Dealing with Extremes in Volunteerism

young kids in school raising their hands

Most church web teams are augmented if not run by volunteers. Many of you reading this right now are helping your church out by giving your time and talents for their digital ministries. You may feel that you always need more help. Just be aware that any extreme in staffing can be a problem. Too few people wears down a team. Too many people becomes a delegation and management nightmare. Here are a few ways you can

Too much help

A lot of churches would love to have this problem. What do you do when your congregation is just knocking down your doors to get involved. Of course you help them feel involved. This means distributing work among more people, yet retaining control in a central place.


The biggest area for help in any digital ministry is content creation. Many content management systems, such as WordPress, have role-based accounts. This way people can create and submit content for approval. Then your assigned editors can review the work and schedule it for publishing. This way you still retain control of what goes out on your website. Yet volunteers get the practice of creating valuable content for your site. This may be producing a blog, maintaining a daily devotional, or publishing your worship song list. Whatever it is, get your volunteers writing great material.
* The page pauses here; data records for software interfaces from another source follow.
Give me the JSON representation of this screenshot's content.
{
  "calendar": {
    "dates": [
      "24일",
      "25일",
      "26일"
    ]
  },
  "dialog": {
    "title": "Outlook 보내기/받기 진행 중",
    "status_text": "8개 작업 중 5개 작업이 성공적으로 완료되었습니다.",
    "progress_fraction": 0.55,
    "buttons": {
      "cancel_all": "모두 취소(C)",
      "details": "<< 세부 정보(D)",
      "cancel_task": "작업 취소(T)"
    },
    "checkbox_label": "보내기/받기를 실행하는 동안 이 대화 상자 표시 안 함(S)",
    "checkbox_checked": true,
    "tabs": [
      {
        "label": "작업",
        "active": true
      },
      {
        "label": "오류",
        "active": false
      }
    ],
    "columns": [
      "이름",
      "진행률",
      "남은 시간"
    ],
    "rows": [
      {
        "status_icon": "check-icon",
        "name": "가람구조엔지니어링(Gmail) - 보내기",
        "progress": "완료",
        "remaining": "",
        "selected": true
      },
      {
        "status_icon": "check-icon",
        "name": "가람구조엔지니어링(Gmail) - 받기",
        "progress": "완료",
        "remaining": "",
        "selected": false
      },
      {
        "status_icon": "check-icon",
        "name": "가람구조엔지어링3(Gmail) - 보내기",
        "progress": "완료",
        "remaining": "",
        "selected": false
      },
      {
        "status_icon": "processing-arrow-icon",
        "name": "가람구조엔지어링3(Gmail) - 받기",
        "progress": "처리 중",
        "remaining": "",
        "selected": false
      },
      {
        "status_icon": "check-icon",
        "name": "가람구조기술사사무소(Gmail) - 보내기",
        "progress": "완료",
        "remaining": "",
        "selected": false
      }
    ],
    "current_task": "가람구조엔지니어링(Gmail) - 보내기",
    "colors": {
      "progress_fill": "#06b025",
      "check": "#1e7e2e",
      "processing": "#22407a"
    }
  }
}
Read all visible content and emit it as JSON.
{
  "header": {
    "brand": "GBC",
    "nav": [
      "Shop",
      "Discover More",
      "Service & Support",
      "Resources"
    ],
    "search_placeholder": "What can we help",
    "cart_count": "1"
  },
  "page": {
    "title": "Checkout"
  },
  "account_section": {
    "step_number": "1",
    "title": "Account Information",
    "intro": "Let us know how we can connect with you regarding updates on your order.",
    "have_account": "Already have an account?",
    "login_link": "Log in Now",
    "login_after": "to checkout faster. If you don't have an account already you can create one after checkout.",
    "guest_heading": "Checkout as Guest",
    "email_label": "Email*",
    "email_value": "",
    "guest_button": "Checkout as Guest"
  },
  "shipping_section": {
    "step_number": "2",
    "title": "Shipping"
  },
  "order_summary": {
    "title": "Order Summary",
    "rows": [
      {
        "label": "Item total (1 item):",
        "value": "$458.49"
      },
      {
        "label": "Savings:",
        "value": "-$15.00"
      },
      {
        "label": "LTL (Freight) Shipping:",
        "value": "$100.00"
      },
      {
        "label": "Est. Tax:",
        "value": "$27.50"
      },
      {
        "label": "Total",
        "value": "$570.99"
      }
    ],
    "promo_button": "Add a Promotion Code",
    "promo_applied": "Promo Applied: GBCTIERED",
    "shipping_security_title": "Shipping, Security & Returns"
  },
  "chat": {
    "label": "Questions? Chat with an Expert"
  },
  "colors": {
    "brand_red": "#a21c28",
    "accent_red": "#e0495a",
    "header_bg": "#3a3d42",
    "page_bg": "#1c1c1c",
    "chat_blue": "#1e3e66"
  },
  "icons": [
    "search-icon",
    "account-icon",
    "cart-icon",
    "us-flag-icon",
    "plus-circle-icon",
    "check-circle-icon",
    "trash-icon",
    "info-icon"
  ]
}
Popular applications such as Buffer and Hootsuite allow you to schedule posts for social media. Some also have role-based accounts, where they can submit posts for approval. This is a great time saver for your various ministries. Just having a central authority for scheduling content will save your pastors hours every week.


One way your church can help the local community is by helping other churches and organizations. Ask that volunteers sign up for their email lists and follow social media outlets. Keep up to date on what is happening with your local communities. Then submit small pieces of content for scheduling and/or approval. Your church will appear to be in touch with your city. Plus your congregation can be more active in “being the church” as they support these events.

Too few volunteers

The opposite and probably more common problem is to have too few volunteers. Most churches are familiar with this problem. So here are a few ways you can maximize your efforts.

Cut Channels

Take a look at a few statistics and determine if you can cut a social media channel. Where do you have the fewest followers? What channel has the lowest level of engagement? Is there a channel that provides a low level of click-throughs? What is the primary demographic of that channel? Prayerfully consider your options and reduce the amount of work you are doing.

Centralize and Automate

If you use a platform such as WordPress, there are plugins like JetPack that automatically share your content on social media. Use your website as your central hub to post your church’s content. Then use a tool like HootSuite to schedule all your more interactive posts. Plus with the addition of an Instragram, you can manage multiple channels through one tool.

Go Mobile

While it may seem to rule your life, a smartphone can help one person do a lot on social media. You can keep up to date with notifications around the clock. It may seem tedious, but this can spread out your social media interactions throughout the day. That way you do not have to sit down for hours at a time responding to posts.

Action Item

Whether you have too many, or too few volunteers, scale to meet their needs. Volunteering is a great way to gain job experience. So any dips in the economy may result in an overage of volunteers. Yet when those people get full-time jobs, you will face a shortage of help. Use these tips to scale your team to fit your needs.

Photo courtesy of Anissa Thompso

Author: Stephen Morrissey

I have been making websites since 1996, and using social media since 2006. My current profession is designing user experiences for corporate software, websites, and mobile applications. I started sharing my knowledge with the world in 2011, about a year after a revival in my faith.